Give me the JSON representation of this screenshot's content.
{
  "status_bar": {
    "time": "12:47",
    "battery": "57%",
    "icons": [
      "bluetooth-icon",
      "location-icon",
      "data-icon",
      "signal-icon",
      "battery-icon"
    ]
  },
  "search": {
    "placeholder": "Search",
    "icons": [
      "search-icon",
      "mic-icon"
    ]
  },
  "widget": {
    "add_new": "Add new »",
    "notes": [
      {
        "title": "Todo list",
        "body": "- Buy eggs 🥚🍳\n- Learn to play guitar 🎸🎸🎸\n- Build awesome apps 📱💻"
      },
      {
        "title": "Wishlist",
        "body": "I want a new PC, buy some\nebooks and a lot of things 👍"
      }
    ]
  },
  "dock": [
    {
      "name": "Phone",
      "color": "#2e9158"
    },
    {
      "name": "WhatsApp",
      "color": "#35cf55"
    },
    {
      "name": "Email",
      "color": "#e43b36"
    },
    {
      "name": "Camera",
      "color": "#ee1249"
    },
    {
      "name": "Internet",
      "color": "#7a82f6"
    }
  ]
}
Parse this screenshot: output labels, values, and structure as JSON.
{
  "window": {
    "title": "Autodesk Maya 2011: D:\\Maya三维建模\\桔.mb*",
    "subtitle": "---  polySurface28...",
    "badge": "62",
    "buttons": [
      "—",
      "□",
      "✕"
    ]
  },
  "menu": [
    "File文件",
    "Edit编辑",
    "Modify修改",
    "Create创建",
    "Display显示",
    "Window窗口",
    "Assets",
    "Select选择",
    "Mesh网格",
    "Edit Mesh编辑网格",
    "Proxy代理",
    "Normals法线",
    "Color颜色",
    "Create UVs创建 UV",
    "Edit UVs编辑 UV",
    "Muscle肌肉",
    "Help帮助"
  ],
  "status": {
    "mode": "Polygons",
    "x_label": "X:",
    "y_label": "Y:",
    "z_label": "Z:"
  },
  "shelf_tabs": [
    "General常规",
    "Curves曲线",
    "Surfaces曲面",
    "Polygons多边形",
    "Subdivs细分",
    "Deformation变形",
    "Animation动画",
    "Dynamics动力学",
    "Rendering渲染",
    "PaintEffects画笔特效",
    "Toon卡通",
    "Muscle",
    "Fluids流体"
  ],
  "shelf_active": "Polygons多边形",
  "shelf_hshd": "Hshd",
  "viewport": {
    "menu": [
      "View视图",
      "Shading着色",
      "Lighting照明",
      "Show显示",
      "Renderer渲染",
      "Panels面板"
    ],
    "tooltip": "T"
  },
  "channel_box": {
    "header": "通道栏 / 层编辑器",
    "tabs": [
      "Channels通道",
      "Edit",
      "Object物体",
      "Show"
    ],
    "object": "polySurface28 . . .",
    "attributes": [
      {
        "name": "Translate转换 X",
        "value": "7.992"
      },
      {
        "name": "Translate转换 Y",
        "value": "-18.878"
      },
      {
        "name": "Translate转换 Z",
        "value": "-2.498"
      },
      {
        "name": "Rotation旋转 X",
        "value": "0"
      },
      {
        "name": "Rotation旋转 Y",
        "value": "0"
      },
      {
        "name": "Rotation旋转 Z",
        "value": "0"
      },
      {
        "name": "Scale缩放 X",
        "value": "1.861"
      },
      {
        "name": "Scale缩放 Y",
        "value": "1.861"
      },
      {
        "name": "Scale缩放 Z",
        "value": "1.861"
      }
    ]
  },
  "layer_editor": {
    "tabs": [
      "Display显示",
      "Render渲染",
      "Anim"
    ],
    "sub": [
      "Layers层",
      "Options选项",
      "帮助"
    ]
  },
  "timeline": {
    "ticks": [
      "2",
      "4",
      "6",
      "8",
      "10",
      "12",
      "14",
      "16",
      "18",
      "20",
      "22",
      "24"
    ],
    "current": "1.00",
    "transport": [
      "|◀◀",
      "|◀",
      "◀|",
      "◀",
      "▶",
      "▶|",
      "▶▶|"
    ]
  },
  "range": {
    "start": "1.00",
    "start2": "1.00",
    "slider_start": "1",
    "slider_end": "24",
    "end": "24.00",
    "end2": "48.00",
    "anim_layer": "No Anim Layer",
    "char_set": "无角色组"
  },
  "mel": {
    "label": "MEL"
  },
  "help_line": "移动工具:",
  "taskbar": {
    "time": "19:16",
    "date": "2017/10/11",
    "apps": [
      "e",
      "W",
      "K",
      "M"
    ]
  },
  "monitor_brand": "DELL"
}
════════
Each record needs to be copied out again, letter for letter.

• **Solution to this exercise**:
Give me the JSON representation of this screenshot's content.
{
  "status_bar": {
    "time": "12:47",
    "battery": "57%",
    "icons": [
      "bluetooth-icon",
      "location-icon",
      "data-icon",
      "signal-icon",
      "battery-icon"
    ]
  },
  "search": {
    "placeholder": "Search",
    "icons": [
      "search-icon",
      "mic-icon"
    ]
  },
  "widget": {
    "add_new": "Add new »",
    "notes": [
      {
        "title": "Todo list",
        "body": "- Buy eggs 🥚🍳\n- Learn to play guitar 🎸🎸🎸\n- Build awesome apps 📱💻"
      },
      {
        "title": "Wishlist",
        "body": "I want a new PC, buy some\nebooks and a lot of things 👍"
      }
    ]
  },
  "dock": [
    {
      "name": "Phone",
      "color": "#2e9158"
    },
    {
      "name": "WhatsApp",
      "color": "#35cf55"
    },
    {
      "name": "Email",
      "color": "#e43b36"
    },
    {
      "name": "Camera",
      "color": "#ee1249"
    },
    {
      "name": "Internet",
      "color": "#7a82f6"
    }
  ]
}
Parse this screenshot: output labels, values, and structure as JSON.
{
  "window": {
    "title": "Autodesk Maya 2011: D:\\Maya三维建模\\桔.mb*",
    "subtitle": "---  polySurface28...",
    "badge": "62",
    "buttons": [
      "—",
      "□",
      "✕"
    ]
  },
  "menu": [
    "File文件",
    "Edit编辑",
    "Modify修改",
    "Create创建",
    "Display显示",
    "Window窗口",
    "Assets",
    "Select选择",
    "Mesh网格",
    "Edit Mesh编辑网格",
    "Proxy代理",
    "Normals法线",
    "Color颜色",
    "Create UVs创建 UV",
    "Edit UVs编辑 UV",
    "Muscle肌肉",
    "Help帮助"
  ],
  "status": {
    "mode": "Polygons",
    "x_label": "X:",
    "y_label": "Y:",
    "z_label": "Z:"
  },
  "shelf_tabs": [
    "General常规",
    "Curves曲线",
    "Surfaces曲面",
    "Polygons多边形",
    "Subdivs细分",
    "Deformation变形",
    "Animation动画",
    "Dynamics动力学",
    "Rendering渲染",
    "PaintEffects画笔特效",
    "Toon卡通",
    "Muscle",
    "Fluids流体"
  ],
  "shelf_active": "Polygons多边形",
  "shelf_hshd": "Hshd",
  "viewport": {
    "menu": [
      "View视图",
      "Shading着色",
      "Lighting照明",
      "Show显示",
      "Renderer渲染",
      "Panels面板"
    ],
    "tooltip": "T"
  },
  "channel_box": {
    "header": "通道栏 / 层编辑器",
    "tabs": [
      "Channels通道",
      "Edit",
      "Object物体",
      "Show"
    ],
    "object": "polySurface28 . . .",
    "attributes": [
      {
        "name": "Translate转换 X",
        "value": "7.992"
      },
      {
        "name": "Translate转换 Y",
        "value": "-18.878"
      },
      {
        "name": "Translate转换 Z",
        "value": "-2.498"
      },
      {
        "name": "Rotation旋转 X",
        "value": "0"
      },
      {
        "name": "Rotation旋转 Y",
        "value": "0"
      },
      {
        "name": "Rotation旋转 Z",
        "value": "0"
      },
      {
        "name": "Scale缩放 X",
        "value": "1.861"
      },
      {
        "name": "Scale缩放 Y",
        "value": "1.861"
      },
      {
        "name": "Scale缩放 Z",
        "value": "1.861"
      }
    ]
  },
  "layer_editor": {
    "tabs": [
      "Display显示",
      "Render渲染",
      "Anim"
    ],
    "sub": [
      "Layers层",
      "Options选项",
      "帮助"
    ]
  },
  "timeline": {
    "ticks": [
      "2",
      "4",
      "6",
      "8",
      "10",
      "12",
      "14",
      "16",
      "18",
      "20",
      "22",
      "24"
    ],
    "current": "1.00",
    "transport": [
      "|◀◀",
      "|◀",
      "◀|",
      "◀",
      "▶",
      "▶|",
      "▶▶|"
    ]
  },
  "range": {
    "start": "1.00",
    "start2": "1.00",
    "slider_start": "1",
    "slider_end": "24",
    "end": "24.00",
    "end2": "48.00",
    "anim_layer": "No Anim Layer",
    "char_set": "无角色组"
  },
  "mel": {
    "label": "MEL"
  },
  "help_line": "移动工具:",
  "taskbar": {
    "time": "19:16",
    "date": "2017/10/11",
    "apps": [
      "e",
      "W",
      "K",
      "M"
    ]
  },
  "monitor_brand": "DELL"
}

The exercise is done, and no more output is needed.